Boehringer Ingelheim (BI) on Sunday became the seventh drug manufacturer to deny 340B pricing on its products when hospitals contract with pharmacies to dispense the medicines, hospitals reported yesterday.
BI this morning confirmed that it has begun denying 340B pricing to hospitals on bill to/ship to orders involving contract pharmacies. BI told covered entities on June 31 that it would take the step on Aug. 1.
Some 340B hospital pharmacy executives and staff said yesterday that, depending on the wholesaler involved, BI National Drug Codes (NDCs) either have been removed from 340B contract pharmacy accounts, or the NDCs appear with wholesale acquisition cost pricing.
One hospital said the unit price of one BI product for shipment to a contract pharmacy rose from $0.28 to $478.00, a 170,614% increase.
Community health centers, HIV/AIDS clinics, and other federal grantee covered entities are exempt from BI’s new policy. It applies to all BI products except the company’s specialty drugs OFEV, Gilotrif, and Praxbind. BI will let hospitals without an in-house pharmacy designate a single contract pharmacy location to receive and dispense BI products. Hospitals will have to register with drug manufacturer vendor 340B ESP to make their contract pharmacy designation.
On May 17, the U.S. Health Resources and Services Administration (HRSA) sent letters to Astra Zeneca, Eli Lilly, Novartis, Novo Nordisk, Sanofi, and United Therapeutics stating that the companies’ restrictions on 340B pricing when entities use contract pharmacies have resulted in overcharges and violate the 340B statute. It said the companies must immediately resume offering such pricing and repay entities for overcharges. Failure to comply could results in imposition of civil monetary penalties, HRSA said.
All six companies are suing HRSA, and none has complied.

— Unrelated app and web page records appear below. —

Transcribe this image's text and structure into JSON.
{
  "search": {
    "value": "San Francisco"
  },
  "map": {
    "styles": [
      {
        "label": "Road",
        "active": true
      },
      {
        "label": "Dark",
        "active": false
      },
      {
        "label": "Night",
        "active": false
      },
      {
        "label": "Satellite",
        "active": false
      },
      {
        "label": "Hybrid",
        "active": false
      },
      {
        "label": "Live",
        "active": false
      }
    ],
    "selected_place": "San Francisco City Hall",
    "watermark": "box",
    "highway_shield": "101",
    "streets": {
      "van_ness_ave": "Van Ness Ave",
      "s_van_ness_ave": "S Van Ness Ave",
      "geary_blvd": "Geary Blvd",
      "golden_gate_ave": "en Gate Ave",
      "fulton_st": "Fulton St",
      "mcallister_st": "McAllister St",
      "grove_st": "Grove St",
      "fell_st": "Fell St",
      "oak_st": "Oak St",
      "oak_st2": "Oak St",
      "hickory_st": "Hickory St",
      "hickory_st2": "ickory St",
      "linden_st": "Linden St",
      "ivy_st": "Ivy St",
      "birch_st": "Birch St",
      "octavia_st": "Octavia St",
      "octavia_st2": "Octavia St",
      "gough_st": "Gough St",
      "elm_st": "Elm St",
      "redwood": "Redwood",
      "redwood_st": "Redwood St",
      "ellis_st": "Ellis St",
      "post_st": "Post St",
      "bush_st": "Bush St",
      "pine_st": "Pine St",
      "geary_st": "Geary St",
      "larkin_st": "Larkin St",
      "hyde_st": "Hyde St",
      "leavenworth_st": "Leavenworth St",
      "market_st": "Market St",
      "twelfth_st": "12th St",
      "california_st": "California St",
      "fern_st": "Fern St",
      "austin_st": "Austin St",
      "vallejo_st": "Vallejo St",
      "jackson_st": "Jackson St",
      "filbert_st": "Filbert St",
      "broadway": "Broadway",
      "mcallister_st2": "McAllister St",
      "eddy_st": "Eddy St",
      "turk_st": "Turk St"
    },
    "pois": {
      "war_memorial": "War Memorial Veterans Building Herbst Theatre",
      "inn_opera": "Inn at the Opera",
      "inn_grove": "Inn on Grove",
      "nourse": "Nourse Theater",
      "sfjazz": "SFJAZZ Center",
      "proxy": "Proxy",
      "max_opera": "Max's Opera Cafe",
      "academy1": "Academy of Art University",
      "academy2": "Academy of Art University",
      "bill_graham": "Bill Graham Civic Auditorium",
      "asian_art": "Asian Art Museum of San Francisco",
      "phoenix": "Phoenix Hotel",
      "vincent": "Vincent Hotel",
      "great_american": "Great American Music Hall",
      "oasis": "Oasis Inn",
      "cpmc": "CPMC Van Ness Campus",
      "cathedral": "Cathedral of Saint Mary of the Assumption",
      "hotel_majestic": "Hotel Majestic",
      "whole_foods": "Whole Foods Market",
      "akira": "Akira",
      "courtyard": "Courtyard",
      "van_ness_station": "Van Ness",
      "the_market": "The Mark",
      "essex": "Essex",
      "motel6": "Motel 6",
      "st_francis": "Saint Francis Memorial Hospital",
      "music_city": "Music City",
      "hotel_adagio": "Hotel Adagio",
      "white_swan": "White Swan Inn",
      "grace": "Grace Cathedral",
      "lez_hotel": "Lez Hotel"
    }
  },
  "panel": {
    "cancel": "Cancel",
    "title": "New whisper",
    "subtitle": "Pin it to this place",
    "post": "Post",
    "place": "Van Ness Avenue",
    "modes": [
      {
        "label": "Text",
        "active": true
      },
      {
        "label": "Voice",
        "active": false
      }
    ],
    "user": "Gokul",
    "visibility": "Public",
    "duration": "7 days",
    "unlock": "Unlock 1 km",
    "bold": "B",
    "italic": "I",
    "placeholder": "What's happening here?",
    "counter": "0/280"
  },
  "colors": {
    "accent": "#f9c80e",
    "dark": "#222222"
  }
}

“We are continuing to engage Boehringer Ingelheim and will evaluate next steps as needed,” HRSA said yesterday.
Chris Marsh, BI Senior Vice President, Market Access, said this morning, “Boehringer Ingelheim is in communication with HRSA about the implementation of its policy.”
“Boehringer Ingelheim is committed to the 340B program and looks forward to working with all stakeholders now and in the future to ensure access to life-enhancing medicines for patients,” Marsh said.
Hospital groups last month slammed BI’s announcement.
“The decision of Boehringer Ingelheim, a multi-billion-dollar drug company, to violate the 340B law and withhold required discounts to many hospitals serving low-income and rural communities is appalling,” said 340B Health President and CEO Maureen Testoni.
“It’s another sad chapter in the pharmaceutical industry’s campaign to undermine the 340B program, and we will continue to fight these damaging and illegal policies,” said Beth Feldpush, senior vice president of policy and advocacy for America’s Essential Hospitals.